> [WHAT TO WORK ON]: Return every line of the entries that includes the word "为支持其诉讼请求".

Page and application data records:
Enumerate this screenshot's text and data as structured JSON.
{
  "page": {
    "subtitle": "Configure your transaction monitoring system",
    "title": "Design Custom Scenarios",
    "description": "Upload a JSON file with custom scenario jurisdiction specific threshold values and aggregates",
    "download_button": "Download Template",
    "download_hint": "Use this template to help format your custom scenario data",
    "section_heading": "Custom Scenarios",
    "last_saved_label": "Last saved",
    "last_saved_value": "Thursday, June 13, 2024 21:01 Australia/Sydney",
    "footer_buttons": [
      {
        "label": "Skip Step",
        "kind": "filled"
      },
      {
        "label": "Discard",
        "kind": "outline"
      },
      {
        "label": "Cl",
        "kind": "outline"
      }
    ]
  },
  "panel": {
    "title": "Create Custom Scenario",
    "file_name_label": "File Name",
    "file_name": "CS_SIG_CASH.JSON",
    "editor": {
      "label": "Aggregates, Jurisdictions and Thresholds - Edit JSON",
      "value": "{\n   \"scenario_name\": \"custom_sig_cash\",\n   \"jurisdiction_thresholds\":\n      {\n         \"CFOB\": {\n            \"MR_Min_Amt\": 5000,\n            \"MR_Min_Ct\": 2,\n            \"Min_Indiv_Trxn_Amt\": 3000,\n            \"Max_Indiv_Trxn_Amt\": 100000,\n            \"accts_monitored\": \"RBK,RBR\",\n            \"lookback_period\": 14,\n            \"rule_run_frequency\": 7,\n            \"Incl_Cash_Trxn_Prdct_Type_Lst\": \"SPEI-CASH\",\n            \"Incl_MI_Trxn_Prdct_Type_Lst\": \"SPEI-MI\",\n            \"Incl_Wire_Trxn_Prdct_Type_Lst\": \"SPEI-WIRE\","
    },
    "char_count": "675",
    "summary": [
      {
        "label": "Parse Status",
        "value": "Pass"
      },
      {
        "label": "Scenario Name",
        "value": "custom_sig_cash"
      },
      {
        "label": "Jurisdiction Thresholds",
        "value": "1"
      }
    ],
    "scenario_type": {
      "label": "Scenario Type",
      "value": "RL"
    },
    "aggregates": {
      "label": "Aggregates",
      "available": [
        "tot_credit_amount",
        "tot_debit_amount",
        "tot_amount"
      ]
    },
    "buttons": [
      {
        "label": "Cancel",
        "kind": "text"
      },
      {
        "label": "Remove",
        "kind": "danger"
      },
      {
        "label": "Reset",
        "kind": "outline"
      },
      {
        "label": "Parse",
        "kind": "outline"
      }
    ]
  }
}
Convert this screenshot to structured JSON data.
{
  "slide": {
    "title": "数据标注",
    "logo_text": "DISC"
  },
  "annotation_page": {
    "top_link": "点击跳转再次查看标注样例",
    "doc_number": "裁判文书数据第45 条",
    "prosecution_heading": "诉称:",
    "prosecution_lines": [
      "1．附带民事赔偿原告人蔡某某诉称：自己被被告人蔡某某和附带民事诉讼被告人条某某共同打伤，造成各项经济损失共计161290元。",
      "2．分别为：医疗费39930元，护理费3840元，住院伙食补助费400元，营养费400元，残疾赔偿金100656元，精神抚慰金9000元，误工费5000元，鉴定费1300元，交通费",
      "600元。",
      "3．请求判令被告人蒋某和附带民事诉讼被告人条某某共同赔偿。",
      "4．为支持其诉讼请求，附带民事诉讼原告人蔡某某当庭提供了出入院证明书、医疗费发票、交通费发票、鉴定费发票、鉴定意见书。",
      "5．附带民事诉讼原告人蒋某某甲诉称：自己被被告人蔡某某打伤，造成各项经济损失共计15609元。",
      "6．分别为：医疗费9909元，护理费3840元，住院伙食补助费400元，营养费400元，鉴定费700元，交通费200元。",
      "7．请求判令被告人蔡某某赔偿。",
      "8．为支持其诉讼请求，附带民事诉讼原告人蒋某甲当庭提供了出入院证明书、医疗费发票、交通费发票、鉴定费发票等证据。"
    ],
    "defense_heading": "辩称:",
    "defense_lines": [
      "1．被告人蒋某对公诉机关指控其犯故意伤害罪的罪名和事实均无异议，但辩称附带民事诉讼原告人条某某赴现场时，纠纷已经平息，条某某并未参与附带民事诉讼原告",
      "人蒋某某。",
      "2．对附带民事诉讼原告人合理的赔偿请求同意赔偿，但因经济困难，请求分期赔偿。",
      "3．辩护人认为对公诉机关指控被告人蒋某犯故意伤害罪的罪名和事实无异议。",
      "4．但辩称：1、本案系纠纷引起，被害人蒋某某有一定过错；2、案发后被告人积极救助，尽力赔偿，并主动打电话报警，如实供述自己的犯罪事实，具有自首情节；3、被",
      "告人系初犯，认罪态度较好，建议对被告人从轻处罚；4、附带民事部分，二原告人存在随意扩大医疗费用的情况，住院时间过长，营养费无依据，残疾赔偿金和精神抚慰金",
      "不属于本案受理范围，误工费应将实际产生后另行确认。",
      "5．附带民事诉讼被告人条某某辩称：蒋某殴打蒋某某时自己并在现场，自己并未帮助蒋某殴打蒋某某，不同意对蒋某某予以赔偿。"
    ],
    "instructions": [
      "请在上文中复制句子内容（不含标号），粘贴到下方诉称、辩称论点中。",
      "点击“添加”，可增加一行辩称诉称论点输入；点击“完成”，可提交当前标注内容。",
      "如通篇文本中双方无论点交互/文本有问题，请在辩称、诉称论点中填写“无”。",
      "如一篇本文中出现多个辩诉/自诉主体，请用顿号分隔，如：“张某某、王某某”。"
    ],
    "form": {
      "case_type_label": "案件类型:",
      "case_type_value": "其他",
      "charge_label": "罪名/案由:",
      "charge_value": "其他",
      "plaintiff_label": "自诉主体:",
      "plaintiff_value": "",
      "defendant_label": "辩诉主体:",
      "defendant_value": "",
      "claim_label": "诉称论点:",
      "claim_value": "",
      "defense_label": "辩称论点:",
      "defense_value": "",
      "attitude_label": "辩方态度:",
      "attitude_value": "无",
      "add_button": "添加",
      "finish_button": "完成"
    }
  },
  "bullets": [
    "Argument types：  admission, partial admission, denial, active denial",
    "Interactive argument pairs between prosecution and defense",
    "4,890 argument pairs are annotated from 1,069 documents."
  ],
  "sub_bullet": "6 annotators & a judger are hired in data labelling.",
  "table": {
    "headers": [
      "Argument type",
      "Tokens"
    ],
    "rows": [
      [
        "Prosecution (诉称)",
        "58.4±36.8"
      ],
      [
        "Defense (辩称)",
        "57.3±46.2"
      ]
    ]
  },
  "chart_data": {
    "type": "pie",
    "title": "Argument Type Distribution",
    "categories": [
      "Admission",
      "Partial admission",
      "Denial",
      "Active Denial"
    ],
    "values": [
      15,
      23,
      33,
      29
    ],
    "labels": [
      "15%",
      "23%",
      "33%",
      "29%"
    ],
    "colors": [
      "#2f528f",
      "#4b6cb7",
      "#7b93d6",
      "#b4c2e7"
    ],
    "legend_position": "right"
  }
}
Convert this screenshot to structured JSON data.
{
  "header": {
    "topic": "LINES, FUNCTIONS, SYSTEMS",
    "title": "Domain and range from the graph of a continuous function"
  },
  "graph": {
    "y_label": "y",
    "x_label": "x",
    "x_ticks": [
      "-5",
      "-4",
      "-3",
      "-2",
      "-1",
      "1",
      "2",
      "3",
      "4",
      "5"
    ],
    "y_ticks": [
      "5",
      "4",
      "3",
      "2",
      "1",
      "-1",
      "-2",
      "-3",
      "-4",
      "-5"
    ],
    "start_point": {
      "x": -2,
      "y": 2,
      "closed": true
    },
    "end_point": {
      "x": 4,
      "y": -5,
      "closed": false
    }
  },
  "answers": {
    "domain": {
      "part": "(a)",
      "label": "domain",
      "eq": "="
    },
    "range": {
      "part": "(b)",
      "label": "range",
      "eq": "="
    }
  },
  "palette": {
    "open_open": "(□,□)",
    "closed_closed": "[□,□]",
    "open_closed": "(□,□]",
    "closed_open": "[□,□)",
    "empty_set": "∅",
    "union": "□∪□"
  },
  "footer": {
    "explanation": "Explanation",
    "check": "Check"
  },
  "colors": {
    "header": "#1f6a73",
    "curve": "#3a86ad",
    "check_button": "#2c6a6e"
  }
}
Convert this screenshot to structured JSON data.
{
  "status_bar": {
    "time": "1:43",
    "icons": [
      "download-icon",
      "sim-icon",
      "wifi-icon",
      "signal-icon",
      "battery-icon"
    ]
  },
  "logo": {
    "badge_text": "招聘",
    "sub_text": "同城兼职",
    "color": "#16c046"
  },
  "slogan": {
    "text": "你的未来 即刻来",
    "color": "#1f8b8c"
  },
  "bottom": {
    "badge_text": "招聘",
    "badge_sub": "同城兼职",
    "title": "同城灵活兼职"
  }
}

> [EXERCISE RESPONSE]:
      "4．为支持其诉讼请求，附带民事诉讼原告人蔡某某当庭提供了出入院证明书、医疗费发票、交通费发票、鉴定费发票、鉴定意见书。",
      "8．为支持其诉讼请求，附带民事诉讼原告人蒋某甲当庭提供了出入院证明书、医疗费发票、交通费发票、鉴定费发票等证据。"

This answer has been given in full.